I do personally find the repeat booking of St Vincent a little uninspired, although she was one of the most popular acts of the weekend, so clearly not a problem for most.
I don't think it has anything to do with gender, though. I can't say there's much quota-filling or positive discrimination going on... Take last year's headliners, for example, where we had two all-male bands and a solo male. The year prior featured a favourite of many EOTR-goers (Joanna Newsom) and then two arguably quite weak headliners (Bat For Lashes and Animal Collective) although, again, I don't think Newsom nor BfL were booked for their gender (in fact I know Newsom was demanded by a lot of fans AND I spoke to Simon the year before she played and he told me he was hoping to book her...). The year before that was two all-male bands and a solo male... & so on.
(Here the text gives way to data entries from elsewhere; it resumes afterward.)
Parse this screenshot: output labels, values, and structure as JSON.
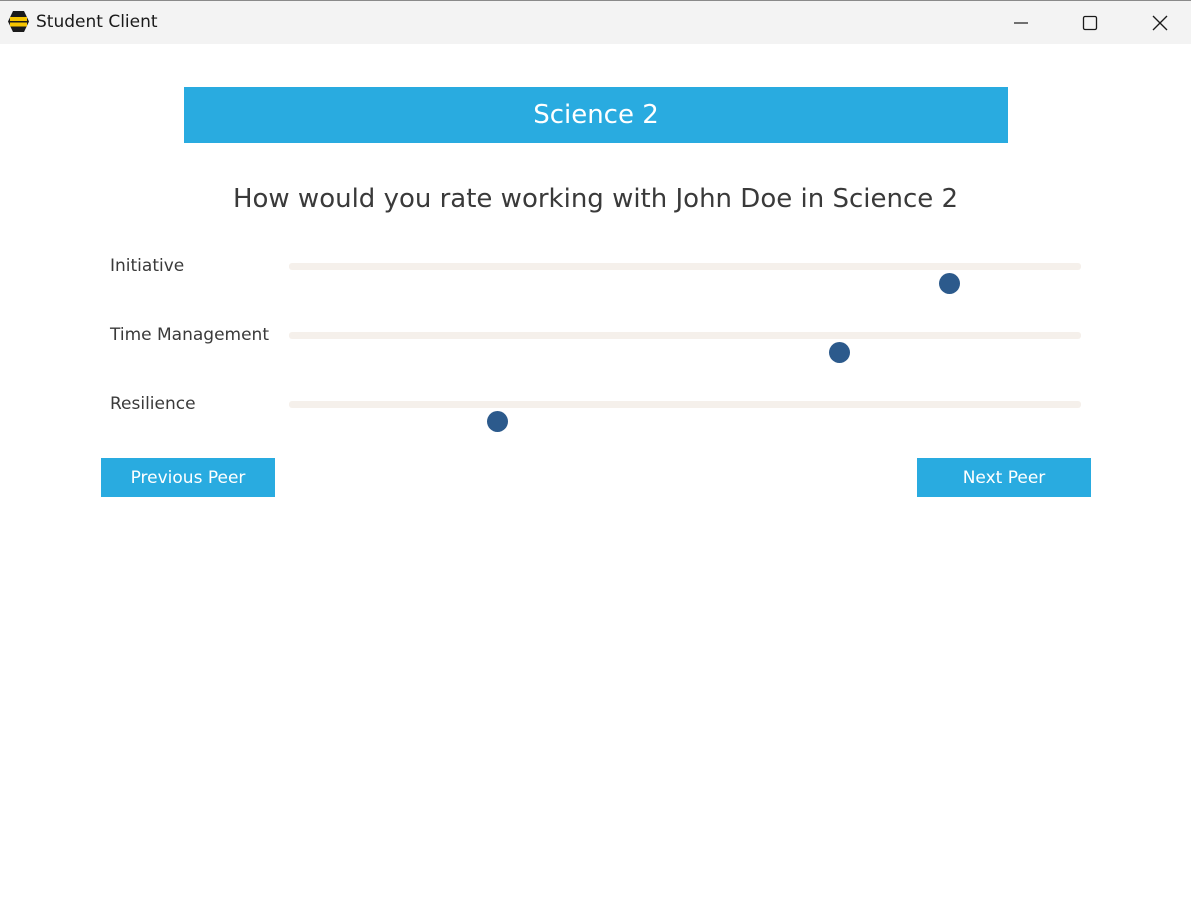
{
  "window": {
    "title": "Student Client",
    "icon": "hexagon-app-icon",
    "controls": [
      "minimize-icon",
      "maximize-icon",
      "close-icon"
    ]
  },
  "course": {
    "title": "Science 2"
  },
  "question": "How would you rate working with John Doe in Science 2",
  "ratings": [
    {
      "label": "Initiative",
      "value_fraction": 0.833
    },
    {
      "label": "Time Management",
      "value_fraction": 0.694
    },
    {
      "label": "Resilience",
      "value_fraction": 0.263
    }
  ],
  "buttons": {
    "previous": "Previous Peer",
    "next": "Next Peer"
  },
  "colors": {
    "accent": "#29abe0",
    "slider_thumb": "#2c5a8c",
    "slider_track": "#f5f0eb"
  }
}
Point is, complaints of quota-filling are unfounded. We're in a moment that is rich with female-fronted indie music, and in which there are conscious moves to open the field up to those that aren't men. As such, there's an abundance of popular female artists at the moment but, perhaps, few are of "headline" size yet.
I really enjoyed Feist and thought St V was ok, too. Beyond them, there's a number of female acts that will be vying for headline / high spots in the coming years: Courtney Barnett, Angel Olsen, Sharon Van Etten, Waxahatchee, Jenny Lewis and so on... Then there's Snail Mail, Haley Heynderickx, Julie Byrne, Torres, Soccer Mommy, Big Thief who've played in recent years and will continue to grow in reputation... And then, of course, heavyweights like Bjork and Fiona Apple and PJ Harvey who are arguably too big for the festival.